PROMPT: What is the number of lines in the records below holding the string "JSON"? Reply with it and nothing else.

Excerpts from a dataset:
--- START ---
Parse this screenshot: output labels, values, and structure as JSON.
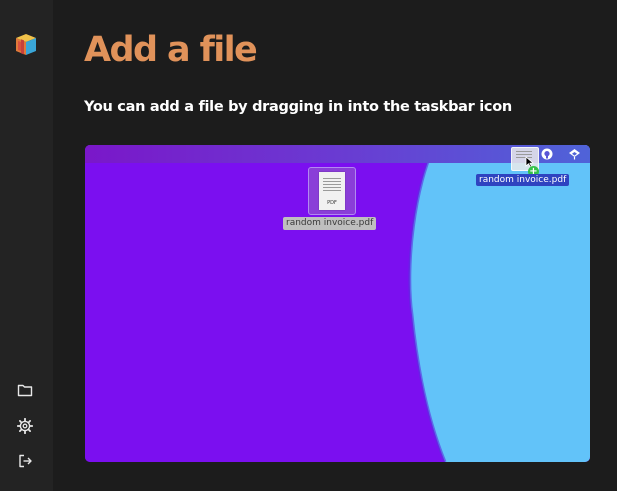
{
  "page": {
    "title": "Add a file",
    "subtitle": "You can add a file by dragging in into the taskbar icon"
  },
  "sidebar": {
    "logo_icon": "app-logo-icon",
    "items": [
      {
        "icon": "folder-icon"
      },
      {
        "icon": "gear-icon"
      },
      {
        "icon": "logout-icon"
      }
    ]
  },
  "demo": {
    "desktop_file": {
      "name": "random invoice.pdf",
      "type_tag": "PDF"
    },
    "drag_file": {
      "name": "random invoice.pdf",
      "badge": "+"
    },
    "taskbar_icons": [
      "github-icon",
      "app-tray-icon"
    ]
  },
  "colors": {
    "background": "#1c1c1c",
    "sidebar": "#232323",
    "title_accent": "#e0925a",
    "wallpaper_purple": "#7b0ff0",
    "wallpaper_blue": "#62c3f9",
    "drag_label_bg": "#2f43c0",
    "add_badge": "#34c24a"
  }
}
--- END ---
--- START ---
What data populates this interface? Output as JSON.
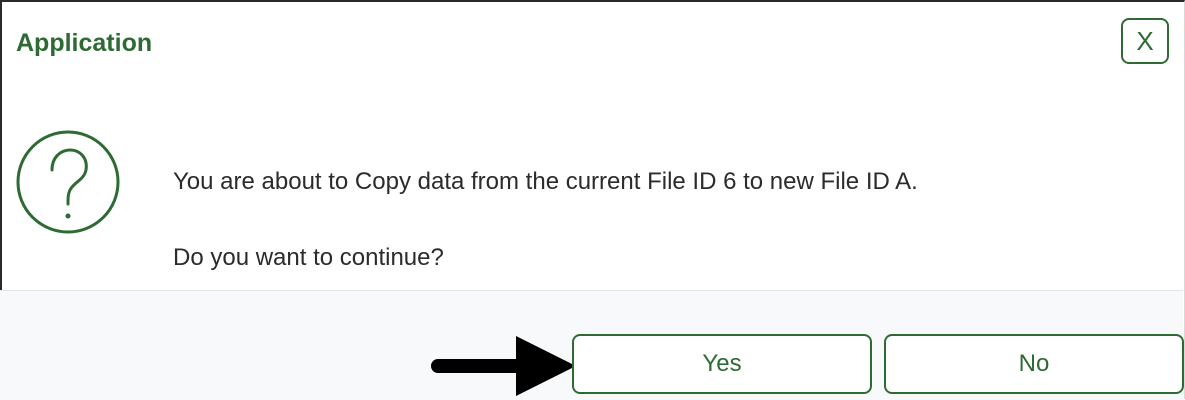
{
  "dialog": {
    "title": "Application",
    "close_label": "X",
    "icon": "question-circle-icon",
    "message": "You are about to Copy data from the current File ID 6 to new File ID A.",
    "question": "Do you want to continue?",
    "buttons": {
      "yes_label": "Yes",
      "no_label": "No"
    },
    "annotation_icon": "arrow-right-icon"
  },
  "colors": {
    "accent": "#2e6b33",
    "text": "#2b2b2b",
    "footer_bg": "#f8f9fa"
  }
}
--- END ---
PROBLEM SOLUTION: 2